The laptop goes away when the day’s work is done but if no-one is watching Sarah switches to e-mailing on her phone, Trying to switch off has become even more difficult during the pandemic, as what’s happening in the community and country affects what she will need to do in school.
There is a daily dilemma of whether or not to watch the Government’s daily briefing. To watch means being more prepared for the implications on school leadership; to not watch is to be a little more protected from the devastating statistics.
To balance the very sedentary work style at the moment, Sarah has managed to go out for a run every day. Usually walking around school seeing children and developing teaching and learning would use up 5,000 – 6,000 steps per day.
During lockdown, Sarah’s Fitbit has kept her informed of just how few steps are managed when sitting accessing a laptop.
Some time trying to switch off with some family TV time is usually how the day ends, and time to address any care needs for her husband. The intention is often to read a book, but usually sleep takes over!

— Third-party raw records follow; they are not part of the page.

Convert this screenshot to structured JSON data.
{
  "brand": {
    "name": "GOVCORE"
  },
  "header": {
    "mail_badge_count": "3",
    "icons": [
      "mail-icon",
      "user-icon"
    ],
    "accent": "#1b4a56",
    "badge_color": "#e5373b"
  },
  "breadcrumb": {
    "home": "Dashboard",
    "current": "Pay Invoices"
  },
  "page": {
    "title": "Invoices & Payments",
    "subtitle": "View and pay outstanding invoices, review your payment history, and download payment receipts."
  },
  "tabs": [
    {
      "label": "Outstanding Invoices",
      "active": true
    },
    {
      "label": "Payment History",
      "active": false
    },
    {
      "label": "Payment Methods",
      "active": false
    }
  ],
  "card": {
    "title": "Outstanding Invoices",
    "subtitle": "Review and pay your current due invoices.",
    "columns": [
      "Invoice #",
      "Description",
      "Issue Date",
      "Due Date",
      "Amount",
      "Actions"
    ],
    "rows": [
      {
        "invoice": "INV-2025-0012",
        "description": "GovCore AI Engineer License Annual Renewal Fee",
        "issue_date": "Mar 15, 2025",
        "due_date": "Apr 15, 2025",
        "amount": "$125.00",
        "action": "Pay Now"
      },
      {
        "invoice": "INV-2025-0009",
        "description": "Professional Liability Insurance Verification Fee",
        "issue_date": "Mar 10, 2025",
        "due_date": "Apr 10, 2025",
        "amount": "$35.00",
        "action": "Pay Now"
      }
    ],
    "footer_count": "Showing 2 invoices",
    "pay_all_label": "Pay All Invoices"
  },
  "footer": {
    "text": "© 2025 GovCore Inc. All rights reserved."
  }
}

“This whole experience has been tremendously difficult, but what keeps me going are two things.
“Firstly the trust I have in all the Valley View team who are there, where I should be, working face to face with children and parents. All the staff have been working so hard in the most testing times we have known, and continue to do amazing work for our children and families. Knowing Claire Griffiths, my wonderful Deputy Head can be there in the building when I can’t be means that I know the school is in very safe hands.
“Secondly the thought of returning properly to a job I love, and reuniting in person with my school family as soon as it is safe for me to do so. I really can’t wait to see them all.
“There have been tears already and there will no doubt be more to come…”
You can find out more about Motor-Neurone Disease and make a donation by following this link.
Read more in Jo Fiddes’ ‘Day in the Life’ series during lockdown here.
Sarah Griggs was doing a marvellous job at Valley View up to my youngest son leaving 2009 and I’m thrilled to hear she is still with them.